The amount of data businesses create and store is growing exponentially, with an estimated increase in annual data growth of 4300% by 2020. Companies are generating and storing huge volumes of information and are still expecting to access it in the blink of an eye. We want it fast. We simply don’t have the time or inclination to wait around. We expect the impossible.
So, as the volume of data we’re storing grows, in parallel with our urgency to access it, so do the costs. IT managers face a constant pressure to store as much as possible and keep the systems performing to meet the demands of the services they provide, but do it in a way which keeps costs to a minimum. It’s a conundrum which has them scratching their heads.
We remember the day when data was stored locally on servers and the traditional tape recovery took days. The arrival of virtualisation saw our data leave the server and reside on storage devices accessed via the SAN/NAS. We emerged into a society where IT systems were regarded as a commodity, expected to function 24/7 and our level of intolerance escalated. The growing data problem intensified, and became an ever-increasing chore on the IT Manager’s list.
Gone are the days when it’s acceptable to just throw extra disks at the problem until the storage has reached its capacity. This is just money down the drain. Data storage features have advanced significantly over the last couple of years whereby optimising storage functionality and performance has become an essential task to meet the end user’s increasing demands. Storage tiering is now common practice within enterprises, and regarded as a cost effective means of managing the company’s storage requirements.
At the forefront of IT managers’ frustrations about cost and performance is the debate about Flash storage, typically in the form of SSDs (solid state drives), versus HDDs (hard disk drives). IT managers understand that Flash offers extremely fast read and write speeds, but they know only too well that they cannot necessarily service the entire infrastructure with these. Sure, the end user would receive constant high performance and high availability, but Flash is a more expensive storage option compared to a traditional hard disk.
In cases of uncontrollable data growth, the IT manager must identify the highest priority systems, typically business critical operating systems, which are therefore required on the primary Flash storage tier, and vice versa. Flash systems can then be employed intelligently within the infrastructure, to integrate where they are needed most, namely for the operational data in high demand on a day to day basis.
A combination of Flash systems alongside some higher capacity spinning drives with slower read-write, or in other words a hybrid system, is the ideal solution for most enterprises. Of course, it is recognised that data has different values to the business at different times, and so the storage system will be specifically designed to accommodate these changes. The enterprise creates a bespoke system, specially designed to suit their ever-changing requirements.

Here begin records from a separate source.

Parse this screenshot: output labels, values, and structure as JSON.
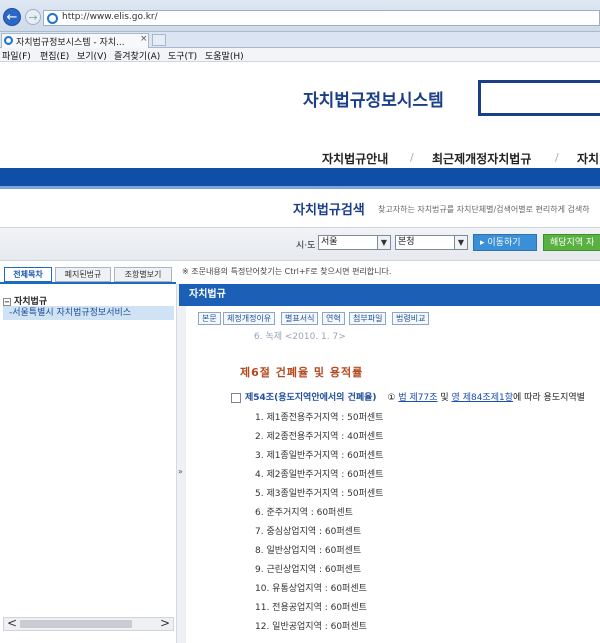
{
  "browser": {
    "url": "http://www.elis.go.kr/",
    "tab_title": "자치법규정보시스템 - 자치...",
    "tab_close": "×",
    "back_glyph": "←",
    "forward_glyph": "→",
    "menu": [
      "파일(F)",
      "편집(E)",
      "보기(V)",
      "즐겨찾기(A)",
      "도구(T)",
      "도움말(H)"
    ]
  },
  "site": {
    "title": "자치법규정보시스템",
    "gnb": [
      "자치법규안내",
      "최근제개정자치법규",
      "자치"
    ],
    "gnb_sep": "/"
  },
  "search": {
    "heading": "자치법규검색",
    "desc": "찾고자하는 자치법규를 자치단체별/검색어별로 편리하게 검색하",
    "region_label": "시·도",
    "region_value": "서울",
    "sub_value": "본청",
    "move_button": "▸ 이동하기",
    "local_button": "해당지역 자"
  },
  "left": {
    "tabs": [
      "전체목차",
      "폐지된법규",
      "조항별보기"
    ],
    "tree_root": "자치법규",
    "tree_toggle": "−",
    "tree_child": "-서울특별시 자치법규정보서비스",
    "scroll_left": "<",
    "scroll_right": ">"
  },
  "main": {
    "notice": "※ 조문내용의 특정단어찾기는 Ctrl+F로 찾으시면 편리합니다.",
    "panel_title": "자치법규",
    "pills": [
      "본문",
      "제정개정이유",
      "별표서식",
      "연혁",
      "첨부파일",
      "법령비교"
    ],
    "cutoff_text": "6. 녹제  <2010. 1. 7>",
    "splitter_grip": "»",
    "section_title": "제6절 건폐율 및 용적률",
    "article": {
      "title": "제54조(용도지역안에서의 건폐율)",
      "circled": "①",
      "link1": "법 제77조",
      "and": "및",
      "link2": "영 제84조제1항",
      "tail": "에 따라 용도지역별"
    },
    "items": [
      "1. 제1종전용주거지역 : 50퍼센트",
      "2. 제2종전용주거지역 : 40퍼센트",
      "3. 제1종일반주거지역 : 60퍼센트",
      "4. 제2종일반주거지역 : 60퍼센트",
      "5. 제3종일반주거지역 : 50퍼센트",
      "6. 준주거지역 : 60퍼센트",
      "7. 중심상업지역 : 60퍼센트",
      "8. 일반상업지역 : 60퍼센트",
      "9. 근린상업지역 : 60퍼센트",
      "10. 유통상업지역 : 60퍼센트",
      "11. 전용공업지역 : 60퍼센트",
      "12. 일반공업지역 : 60퍼센트"
    ]
  }
}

As storage systems have developed and matured over the past few years, they have created a highly competitive marketplace. There is no end of providers touting ‘holy grail’ solutions ‘to solve all your storage needs’, but the days of committing to expensive technology without knowing how effective it would be are gone. There are now analysis tools that can run as a background task on your servers and play ‘what if?’ rules.
What if we stub all files of a certain type that haven’t been opened for four months? The resulting reports can show how much disk space you would save, the rate of data growth you can expect if you maintain these policies and the volumes of data you are storing that hasn’t been accessed for long periods of time.
Armed with this level of analysis businesses are able to make informed decisions, and ultimately save money. IT Managers can better assess the needs of their business and create the best solution by making informed decisions around functionality and cost. Many storage decisions are made through fear and this attitude needs to change. Data will continue growing but the industry needs to turn this around sooner rather than later and admit the scope for greater efficiencies and be more realistic when it comes to assessing the data business realistically needs to access.